Records excerpted from a collection:

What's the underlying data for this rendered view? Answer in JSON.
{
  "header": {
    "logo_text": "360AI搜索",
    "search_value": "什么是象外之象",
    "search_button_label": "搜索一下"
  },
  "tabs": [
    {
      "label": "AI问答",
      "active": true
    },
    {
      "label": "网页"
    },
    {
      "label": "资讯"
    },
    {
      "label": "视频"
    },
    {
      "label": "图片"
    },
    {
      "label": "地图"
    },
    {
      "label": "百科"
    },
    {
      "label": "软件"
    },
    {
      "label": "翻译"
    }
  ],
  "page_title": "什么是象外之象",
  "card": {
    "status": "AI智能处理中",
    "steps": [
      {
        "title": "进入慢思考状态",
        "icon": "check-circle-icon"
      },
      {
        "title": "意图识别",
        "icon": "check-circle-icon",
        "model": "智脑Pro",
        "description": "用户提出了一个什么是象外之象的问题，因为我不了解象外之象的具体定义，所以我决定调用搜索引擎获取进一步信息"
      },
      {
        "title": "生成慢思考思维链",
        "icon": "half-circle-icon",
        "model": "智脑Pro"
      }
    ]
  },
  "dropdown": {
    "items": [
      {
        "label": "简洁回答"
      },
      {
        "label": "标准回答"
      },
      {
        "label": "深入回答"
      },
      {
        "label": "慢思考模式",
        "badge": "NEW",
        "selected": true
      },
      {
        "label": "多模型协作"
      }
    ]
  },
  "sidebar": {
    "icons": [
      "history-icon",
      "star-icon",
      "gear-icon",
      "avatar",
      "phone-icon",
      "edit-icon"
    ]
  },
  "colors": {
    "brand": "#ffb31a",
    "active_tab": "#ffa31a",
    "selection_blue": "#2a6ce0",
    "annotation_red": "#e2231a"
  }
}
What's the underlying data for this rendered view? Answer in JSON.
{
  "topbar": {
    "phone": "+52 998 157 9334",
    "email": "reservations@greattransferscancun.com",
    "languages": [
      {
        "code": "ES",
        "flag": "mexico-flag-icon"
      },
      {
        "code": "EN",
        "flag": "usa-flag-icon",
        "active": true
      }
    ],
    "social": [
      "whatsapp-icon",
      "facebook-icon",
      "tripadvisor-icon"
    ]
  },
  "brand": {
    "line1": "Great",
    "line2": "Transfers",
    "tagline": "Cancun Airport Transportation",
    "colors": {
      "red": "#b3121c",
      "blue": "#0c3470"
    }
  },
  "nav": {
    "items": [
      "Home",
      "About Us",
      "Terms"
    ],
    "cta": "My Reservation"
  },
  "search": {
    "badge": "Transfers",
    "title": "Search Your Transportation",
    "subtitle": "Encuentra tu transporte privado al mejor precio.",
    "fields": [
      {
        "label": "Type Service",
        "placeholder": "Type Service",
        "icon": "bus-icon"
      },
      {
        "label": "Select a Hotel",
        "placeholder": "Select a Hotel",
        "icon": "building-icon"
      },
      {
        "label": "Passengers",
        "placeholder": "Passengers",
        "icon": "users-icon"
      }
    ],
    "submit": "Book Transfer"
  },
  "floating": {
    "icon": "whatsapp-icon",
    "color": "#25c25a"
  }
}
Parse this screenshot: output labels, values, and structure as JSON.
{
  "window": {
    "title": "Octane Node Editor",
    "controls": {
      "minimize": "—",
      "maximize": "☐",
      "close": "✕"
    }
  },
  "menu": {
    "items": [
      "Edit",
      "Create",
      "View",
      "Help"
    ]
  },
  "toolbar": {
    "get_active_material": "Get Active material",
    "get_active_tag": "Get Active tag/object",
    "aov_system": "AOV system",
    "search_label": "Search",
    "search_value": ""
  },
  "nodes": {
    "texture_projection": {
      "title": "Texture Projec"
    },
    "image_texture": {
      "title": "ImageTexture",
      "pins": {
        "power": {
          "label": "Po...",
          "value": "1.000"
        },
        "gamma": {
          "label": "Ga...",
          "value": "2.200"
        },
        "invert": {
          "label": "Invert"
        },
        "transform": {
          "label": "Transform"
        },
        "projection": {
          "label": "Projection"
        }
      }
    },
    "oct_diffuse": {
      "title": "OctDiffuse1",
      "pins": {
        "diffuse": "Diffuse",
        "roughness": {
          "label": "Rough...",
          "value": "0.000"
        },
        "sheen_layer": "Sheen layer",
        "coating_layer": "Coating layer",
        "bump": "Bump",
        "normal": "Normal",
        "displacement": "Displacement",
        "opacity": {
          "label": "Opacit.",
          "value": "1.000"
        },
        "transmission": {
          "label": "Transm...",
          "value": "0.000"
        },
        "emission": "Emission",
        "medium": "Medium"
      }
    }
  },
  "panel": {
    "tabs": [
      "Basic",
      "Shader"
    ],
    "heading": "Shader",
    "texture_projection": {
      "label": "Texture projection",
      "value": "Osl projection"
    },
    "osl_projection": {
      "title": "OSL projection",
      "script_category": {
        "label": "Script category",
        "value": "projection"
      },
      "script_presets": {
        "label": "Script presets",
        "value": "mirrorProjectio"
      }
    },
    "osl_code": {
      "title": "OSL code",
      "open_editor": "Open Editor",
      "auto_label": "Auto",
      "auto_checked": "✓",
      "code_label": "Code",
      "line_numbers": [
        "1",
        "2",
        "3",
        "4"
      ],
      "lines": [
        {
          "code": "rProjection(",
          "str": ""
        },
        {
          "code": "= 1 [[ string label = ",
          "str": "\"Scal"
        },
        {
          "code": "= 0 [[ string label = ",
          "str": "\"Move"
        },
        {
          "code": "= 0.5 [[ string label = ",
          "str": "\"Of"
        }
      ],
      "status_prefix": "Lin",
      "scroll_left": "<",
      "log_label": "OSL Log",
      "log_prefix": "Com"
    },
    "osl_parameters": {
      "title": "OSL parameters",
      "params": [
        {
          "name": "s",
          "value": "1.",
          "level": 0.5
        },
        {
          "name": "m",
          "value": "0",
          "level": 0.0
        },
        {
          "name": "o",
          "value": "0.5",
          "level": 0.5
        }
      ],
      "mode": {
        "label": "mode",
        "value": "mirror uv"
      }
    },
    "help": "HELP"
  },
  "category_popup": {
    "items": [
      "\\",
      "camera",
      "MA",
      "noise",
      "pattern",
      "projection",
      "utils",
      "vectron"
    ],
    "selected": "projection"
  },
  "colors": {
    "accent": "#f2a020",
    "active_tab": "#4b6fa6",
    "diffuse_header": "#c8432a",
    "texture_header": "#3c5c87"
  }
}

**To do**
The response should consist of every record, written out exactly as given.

**Response area**
What's the underlying data for this rendered view? Answer in JSON.
{
  "header": {
    "logo_text": "360AI搜索",
    "search_value": "什么是象外之象",
    "search_button_label": "搜索一下"
  },
  "tabs": [
    {
      "label": "AI问答",
      "active": true
    },
    {
      "label": "网页"
    },
    {
      "label": "资讯"
    },
    {
      "label": "视频"
    },
    {
      "label": "图片"
    },
    {
      "label": "地图"
    },
    {
      "label": "百科"
    },
    {
      "label": "软件"
    },
    {
      "label": "翻译"
    }
  ],
  "page_title": "什么是象外之象",
  "card": {
    "status": "AI智能处理中",
    "steps": [
      {
        "title": "进入慢思考状态",
        "icon": "check-circle-icon"
      },
      {
        "title": "意图识别",
        "icon": "check-circle-icon",
        "model": "智脑Pro",
        "description": "用户提出了一个什么是象外之象的问题，因为我不了解象外之象的具体定义，所以我决定调用搜索引擎获取进一步信息"
      },
      {
        "title": "生成慢思考思维链",
        "icon": "half-circle-icon",
        "model": "智脑Pro"
      }
    ]
  },
  "dropdown": {
    "items": [
      {
        "label": "简洁回答"
      },
      {
        "label": "标准回答"
      },
      {
        "label": "深入回答"
      },
      {
        "label": "慢思考模式",
        "badge": "NEW",
        "selected": true
      },
      {
        "label": "多模型协作"
      }
    ]
  },
  "sidebar": {
    "icons": [
      "history-icon",
      "star-icon",
      "gear-icon",
      "avatar",
      "phone-icon",
      "edit-icon"
    ]
  },
  "colors": {
    "brand": "#ffb31a",
    "active_tab": "#ffa31a",
    "selection_blue": "#2a6ce0",
    "annotation_red": "#e2231a"
  }
}
What's the underlying data for this rendered view? Answer in JSON.
{
  "topbar": {
    "phone": "+52 998 157 9334",
    "email": "reservations@greattransferscancun.com",
    "languages": [
      {
        "code": "ES",
        "flag": "mexico-flag-icon"
      },
      {
        "code": "EN",
        "flag": "usa-flag-icon",
        "active": true
      }
    ],
    "social": [
      "whatsapp-icon",
      "facebook-icon",
      "tripadvisor-icon"
    ]
  },
  "brand": {
    "line1": "Great",
    "line2": "Transfers",
    "tagline": "Cancun Airport Transportation",
    "colors": {
      "red": "#b3121c",
      "blue": "#0c3470"
    }
  },
  "nav": {
    "items": [
      "Home",
      "About Us",
      "Terms"
    ],
    "cta": "My Reservation"
  },
  "search": {
    "badge": "Transfers",
    "title": "Search Your Transportation",
    "subtitle": "Encuentra tu transporte privado al mejor precio.",
    "fields": [
      {
        "label": "Type Service",
        "placeholder": "Type Service",
        "icon": "bus-icon"
      },
      {
        "label": "Select a Hotel",
        "placeholder": "Select a Hotel",
        "icon": "building-icon"
      },
      {
        "label": "Passengers",
        "placeholder": "Passengers",
        "icon": "users-icon"
      }
    ],
    "submit": "Book Transfer"
  },
  "floating": {
    "icon": "whatsapp-icon",
    "color": "#25c25a"
  }
}
Parse this screenshot: output labels, values, and structure as JSON.
{
  "window": {
    "title": "Octane Node Editor",
    "controls": {
      "minimize": "—",
      "maximize": "☐",
      "close": "✕"
    }
  },
  "menu": {
    "items": [
      "Edit",
      "Create",
      "View",
      "Help"
    ]
  },
  "toolbar": {
    "get_active_material": "Get Active material",
    "get_active_tag": "Get Active tag/object",
    "aov_system": "AOV system",
    "search_label": "Search",
    "search_value": ""
  },
  "nodes": {
    "texture_projection": {
      "title": "Texture Projec"
    },
    "image_texture": {
      "title": "ImageTexture",
      "pins": {
        "power": {
          "label": "Po...",
          "value": "1.000"
        },
        "gamma": {
          "label": "Ga...",
          "value": "2.200"
        },
        "invert": {
          "label": "Invert"
        },
        "transform": {
          "label": "Transform"
        },
        "projection": {
          "label": "Projection"
        }
      }
    },
    "oct_diffuse": {
      "title": "OctDiffuse1",
      "pins": {
        "diffuse": "Diffuse",
        "roughness": {
          "label": "Rough...",
          "value": "0.000"
        },
        "sheen_layer": "Sheen layer",
        "coating_layer": "Coating layer",
        "bump": "Bump",
        "normal": "Normal",
        "displacement": "Displacement",
        "opacity": {
          "label": "Opacit.",
          "value": "1.000"
        },
        "transmission": {
          "label": "Transm...",
          "value": "0.000"
        },
        "emission": "Emission",
        "medium": "Medium"
      }
    }
  },
  "panel": {
    "tabs": [
      "Basic",
      "Shader"
    ],
    "heading": "Shader",
    "texture_projection": {
      "label": "Texture projection",
      "value": "Osl projection"
    },
    "osl_projection": {
      "title": "OSL projection",
      "script_category": {
        "label": "Script category",
        "value": "projection"
      },
      "script_presets": {
        "label": "Script presets",
        "value": "mirrorProjectio"
      }
    },
    "osl_code": {
      "title": "OSL code",
      "open_editor": "Open Editor",
      "auto_label": "Auto",
      "auto_checked": "✓",
      "code_label": "Code",
      "line_numbers": [
        "1",
        "2",
        "3",
        "4"
      ],
      "lines": [
        {
          "code": "rProjection(",
          "str": ""
        },
        {
          "code": "= 1 [[ string label = ",
          "str": "\"Scal"
        },
        {
          "code": "= 0 [[ string label = ",
          "str": "\"Move"
        },
        {
          "code": "= 0.5 [[ string label = ",
          "str": "\"Of"
        }
      ],
      "status_prefix": "Lin",
      "scroll_left": "<",
      "log_label": "OSL Log",
      "log_prefix": "Com"
    },
    "osl_parameters": {
      "title": "OSL parameters",
      "params": [
        {
          "name": "s",
          "value": "1.",
          "level": 0.5
        },
        {
          "name": "m",
          "value": "0",
          "level": 0.0
        },
        {
          "name": "o",
          "value": "0.5",
          "level": 0.5
        }
      ],
      "mode": {
        "label": "mode",
        "value": "mirror uv"
      }
    },
    "help": "HELP"
  },
  "category_popup": {
    "items": [
      "\\",
      "camera",
      "MA",
      "noise",
      "pattern",
      "projection",
      "utils",
      "vectron"
    ],
    "selected": "projection"
  },
  "colors": {
    "accent": "#f2a020",
    "active_tab": "#4b6fa6",
    "diffuse_header": "#c8432a",
    "texture_header": "#3c5c87"
  }
}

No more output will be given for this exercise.